The midsole is composed of EVA foam with a TPU Everun heel insert. The Everun gives some additional cushioning and energy return to the shoe. The midsole stack heights are 20mm at the toe and 24mm at the heel, giving an offset of 4mm. The insole adds another 5mm to the total stack height.
The entire outside is high-abrasion rubber, with 4mm deep lugs. The centreline of the sole contains black chevron-shaped inserts made of Vibram’s Arctic Grip material, which is intended to provide better traction on ice. It feels harder than the high-abrasion rubber in the rest of the outsole. It felt a little porous, like charcoal. The outsole is full contact, with no mid-foot cutouts.
I weighed the Razor at 288g (10.3oz) for one shoe. I think that’s excellent, considering it has multi-part, winterized upper and a variable tread, full coverage outsole.
The overall cushioning level is high, similar to the Ride 9 or Triumph. There is plenty of heel cushioning and a moderate level of forefoot cushion. The midsole is moderately stiff, making the transition a little clunky. The combination of stiffness, midsole volume and lugged tread results in a fairly isolated feel.
There is a prodigious amount of traction in dirt, mud, snow and wet streets. I tested the snow on a variety of ice surfaces, from rough snow and ice trails, to flat “skating rink” ice surfaces. I found that the Arctic Grip subjectively provided additional traction, compared to regular rubber. I noticed there was more traction if I landed flat-footed to maximize the amount of Arctic Grip tread in contact with the ice. As I flexed and pushed off, less outsole was in contact with the ground. Combined with the additional push-off force, the reduced sole contact resulted in some slip in push off.

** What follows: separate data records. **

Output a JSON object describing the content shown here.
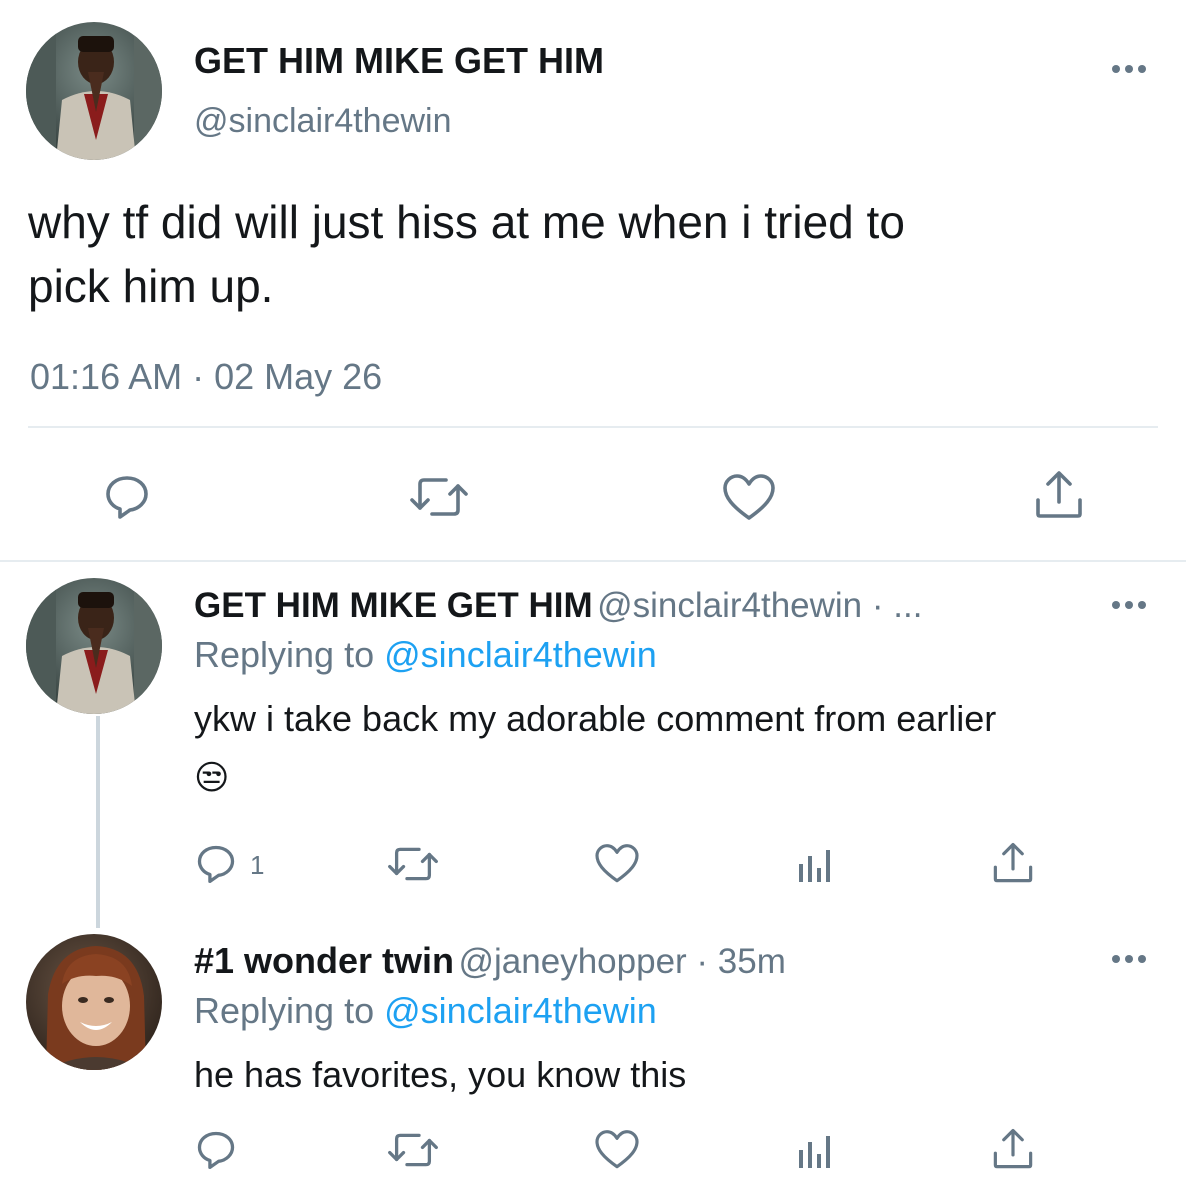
{
  "main_tweet": {
    "display_name": "GET HIM MIKE GET HIM",
    "handle": "@sinclair4thewin",
    "text_line1": "why tf did will just hiss at me when i tried to",
    "text_line2": "pick him up.",
    "timestamp": "01:16 AM · 02 May 26",
    "more_icon": "more-horizontal-icon",
    "actions": {
      "reply_icon": "comment-icon",
      "retweet_icon": "retweet-icon",
      "like_icon": "heart-icon",
      "share_icon": "share-icon"
    }
  },
  "replies": [
    {
      "display_name": "GET HIM MIKE GET HIM",
      "handle_meta": "@sinclair4thewin · ...",
      "replying_prefix": "Replying to",
      "replying_to": "@sinclair4thewin",
      "text": "ykw i take back my adorable comment from earlier",
      "emoji": "😒",
      "reply_count": "1"
    },
    {
      "display_name": "#1 wonder twin",
      "handle_meta": "@janeyhopper · 35m",
      "replying_prefix": "Replying to",
      "replying_to": "@sinclair4thewin",
      "text": "he has favorites, you know this",
      "reply_count": ""
    }
  ],
  "colors": {
    "text_primary": "#14171a",
    "text_secondary": "#657786",
    "link": "#1da1f2",
    "divider": "#e6ecf0"
  }
}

The big question is – does this Arctic Grip stuff work? The answer is yes. It is not magical unlimited grip but will provide some additional security in slippery conditions and particularly on bare, wet ice. Unlike spikes, it allows the shoes to feel normal on bare pavement and wearable indoors without ruining the floors.
I admit my grip evaluation is subjective and based on my experiences with a conventional shoe on icy surfaces that tend to have zero grip. It is not a direct comparison without a “control shoe” with the exact same outsole, sans Arctic Grip.
The high-cut outer was easy to adapt to. It doesn’t get in the way or limit ankle motion. Since it is flexible, it does not provide any additional ankle support. The outer shell adds considerable warmth to the shoe, which is of course, welcome in the winter. I ran and splashed through some seriously deep puddles and my feet stayed warm and dry.
The fit was short and had a slightly narrow forefoot for my men’s size 9.0 example. Depending on the shape of your forefoot, I recommend considering sizing a half-size up.
This is a specialized product and in that role, it excels in winter conditions. It combines a good neutral shoe with a high-cut weatherproof shell and outsole with some serious grip. It is not cheap at $220 CDN, but justified, considering the materials and level of technology present. The Razor ICE+ is a superior winter shoe in tough conditions and will outperform virtually all road shoes and many trail shoes on snow and ice.